Word for word, restate each entry that appears below.

------ Dataset entries

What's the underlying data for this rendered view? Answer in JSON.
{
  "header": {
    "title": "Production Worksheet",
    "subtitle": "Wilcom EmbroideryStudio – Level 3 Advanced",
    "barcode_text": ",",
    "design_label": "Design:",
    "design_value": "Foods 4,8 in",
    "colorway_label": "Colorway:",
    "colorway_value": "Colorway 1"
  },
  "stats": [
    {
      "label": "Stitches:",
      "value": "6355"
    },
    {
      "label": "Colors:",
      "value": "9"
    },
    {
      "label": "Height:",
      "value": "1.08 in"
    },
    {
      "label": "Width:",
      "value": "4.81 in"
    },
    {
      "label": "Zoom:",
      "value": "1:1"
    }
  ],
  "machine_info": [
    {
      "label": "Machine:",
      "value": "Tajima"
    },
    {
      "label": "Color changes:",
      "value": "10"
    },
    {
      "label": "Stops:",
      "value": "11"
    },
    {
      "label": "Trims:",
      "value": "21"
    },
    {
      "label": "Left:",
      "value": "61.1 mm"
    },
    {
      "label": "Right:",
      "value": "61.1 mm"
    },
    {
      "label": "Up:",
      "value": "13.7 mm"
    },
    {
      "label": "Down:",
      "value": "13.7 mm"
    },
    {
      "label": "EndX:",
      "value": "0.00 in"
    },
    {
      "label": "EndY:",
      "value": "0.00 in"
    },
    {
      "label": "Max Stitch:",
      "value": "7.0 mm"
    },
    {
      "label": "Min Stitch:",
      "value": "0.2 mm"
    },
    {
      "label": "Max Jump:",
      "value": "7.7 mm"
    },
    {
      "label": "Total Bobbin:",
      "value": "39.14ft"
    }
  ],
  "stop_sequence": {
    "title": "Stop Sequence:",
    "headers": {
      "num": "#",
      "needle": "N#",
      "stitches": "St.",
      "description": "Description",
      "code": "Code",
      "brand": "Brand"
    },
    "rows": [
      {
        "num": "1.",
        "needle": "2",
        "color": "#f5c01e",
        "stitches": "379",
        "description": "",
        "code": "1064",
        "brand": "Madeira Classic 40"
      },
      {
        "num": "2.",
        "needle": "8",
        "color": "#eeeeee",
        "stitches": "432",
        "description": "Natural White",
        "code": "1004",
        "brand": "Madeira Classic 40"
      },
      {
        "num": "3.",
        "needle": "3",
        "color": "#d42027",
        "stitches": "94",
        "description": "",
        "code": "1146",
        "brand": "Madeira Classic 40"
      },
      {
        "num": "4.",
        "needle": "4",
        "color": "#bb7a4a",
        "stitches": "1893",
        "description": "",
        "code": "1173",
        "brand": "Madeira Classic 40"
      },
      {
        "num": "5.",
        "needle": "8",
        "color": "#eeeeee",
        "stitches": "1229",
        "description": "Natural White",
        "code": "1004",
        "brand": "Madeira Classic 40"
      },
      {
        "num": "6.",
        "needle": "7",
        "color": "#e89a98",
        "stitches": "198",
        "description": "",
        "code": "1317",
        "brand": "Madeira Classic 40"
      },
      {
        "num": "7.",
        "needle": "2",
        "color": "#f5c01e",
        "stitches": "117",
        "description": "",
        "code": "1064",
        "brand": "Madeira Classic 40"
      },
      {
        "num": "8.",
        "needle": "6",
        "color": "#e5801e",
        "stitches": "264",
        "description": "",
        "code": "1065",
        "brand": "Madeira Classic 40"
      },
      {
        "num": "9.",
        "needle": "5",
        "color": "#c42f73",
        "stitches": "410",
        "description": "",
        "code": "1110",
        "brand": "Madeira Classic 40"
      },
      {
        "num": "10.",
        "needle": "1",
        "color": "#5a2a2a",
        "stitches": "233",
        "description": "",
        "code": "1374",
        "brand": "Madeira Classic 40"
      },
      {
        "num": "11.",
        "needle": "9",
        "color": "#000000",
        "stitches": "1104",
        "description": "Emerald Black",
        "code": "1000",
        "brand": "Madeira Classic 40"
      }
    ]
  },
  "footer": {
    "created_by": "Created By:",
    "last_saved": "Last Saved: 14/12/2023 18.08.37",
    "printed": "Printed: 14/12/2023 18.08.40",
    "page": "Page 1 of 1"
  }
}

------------

Task answer:
What's the underlying data for this rendered view? Answer in JSON.
{
  "header": {
    "title": "Production Worksheet",
    "subtitle": "Wilcom EmbroideryStudio – Level 3 Advanced",
    "barcode_text": ",",
    "design_label": "Design:",
    "design_value": "Foods 4,8 in",
    "colorway_label": "Colorway:",
    "colorway_value": "Colorway 1"
  },
  "stats": [
    {
      "label": "Stitches:",
      "value": "6355"
    },
    {
      "label": "Colors:",
      "value": "9"
    },
    {
      "label": "Height:",
      "value": "1.08 in"
    },
    {
      "label": "Width:",
      "value": "4.81 in"
    },
    {
      "label": "Zoom:",
      "value": "1:1"
    }
  ],
  "machine_info": [
    {
      "label": "Machine:",
      "value": "Tajima"
    },
    {
      "label": "Color changes:",
      "value": "10"
    },
    {
      "label": "Stops:",
      "value": "11"
    },
    {
      "label": "Trims:",
      "value": "21"
    },
    {
      "label": "Left:",
      "value": "61.1 mm"
    },
    {
      "label": "Right:",
      "value": "61.1 mm"
    },
    {
      "label": "Up:",
      "value": "13.7 mm"
    },
    {
      "label": "Down:",
      "value": "13.7 mm"
    },
    {
      "label": "EndX:",
      "value": "0.00 in"
    },
    {
      "label": "EndY:",
      "value": "0.00 in"
    },
    {
      "label": "Max Stitch:",
      "value": "7.0 mm"
    },
    {
      "label": "Min Stitch:",
      "value": "0.2 mm"
    },
    {
      "label": "Max Jump:",
      "value": "7.7 mm"
    },
    {
      "label": "Total Bobbin:",
      "value": "39.14ft"
    }
  ],
  "stop_sequence": {
    "title": "Stop Sequence:",
    "headers": {
      "num": "#",
      "needle": "N#",
      "stitches": "St.",
      "description": "Description",
      "code": "Code",
      "brand": "Brand"
    },
    "rows": [
      {
        "num": "1.",
        "needle": "2",
        "color": "#f5c01e",
        "stitches": "379",
        "description": "",
        "code": "1064",
        "brand": "Madeira Classic 40"
      },
      {
        "num": "2.",
        "needle": "8",
        "color": "#eeeeee",
        "stitches": "432",
        "description": "Natural White",
        "code": "1004",
        "brand": "Madeira Classic 40"
      },
      {
        "num": "3.",
        "needle": "3",
        "color": "#d42027",
        "stitches": "94",
        "description": "",
        "code": "1146",
        "brand": "Madeira Classic 40"
      },
      {
        "num": "4.",
        "needle": "4",
        "color": "#bb7a4a",
        "stitches": "1893",
        "description": "",
        "code": "1173",
        "brand": "Madeira Classic 40"
      },
      {
        "num": "5.",
        "needle": "8",
        "color": "#eeeeee",
        "stitches": "1229",
        "description": "Natural White",
        "code": "1004",
        "brand": "Madeira Classic 40"
      },
      {
        "num": "6.",
        "needle": "7",
        "color": "#e89a98",
        "stitches": "198",
        "description": "",
        "code": "1317",
        "brand": "Madeira Classic 40"
      },
      {
        "num": "7.",
        "needle": "2",
        "color": "#f5c01e",
        "stitches": "117",
        "description": "",
        "code": "1064",
        "brand": "Madeira Classic 40"
      },
      {
        "num": "8.",
        "needle": "6",
        "color": "#e5801e",
        "stitches": "264",
        "description": "",
        "code": "1065",
        "brand": "Madeira Classic 40"
      },
      {
        "num": "9.",
        "needle": "5",
        "color": "#c42f73",
        "stitches": "410",
        "description": "",
        "code": "1110",
        "brand": "Madeira Classic 40"
      },
      {
        "num": "10.",
        "needle": "1",
        "color": "#5a2a2a",
        "stitches": "233",
        "description": "",
        "code": "1374",
        "brand": "Madeira Classic 40"
      },
      {
        "num": "11.",
        "needle": "9",
        "color": "#000000",
        "stitches": "1104",
        "description": "Emerald Black",
        "code": "1000",
        "brand": "Madeira Classic 40"
      }
    ]
  },
  "footer": {
    "created_by": "Created By:",
    "last_saved": "Last Saved: 14/12/2023 18.08.37",
    "printed": "Printed: 14/12/2023 18.08.40",
    "page": "Page 1 of 1"
  }
}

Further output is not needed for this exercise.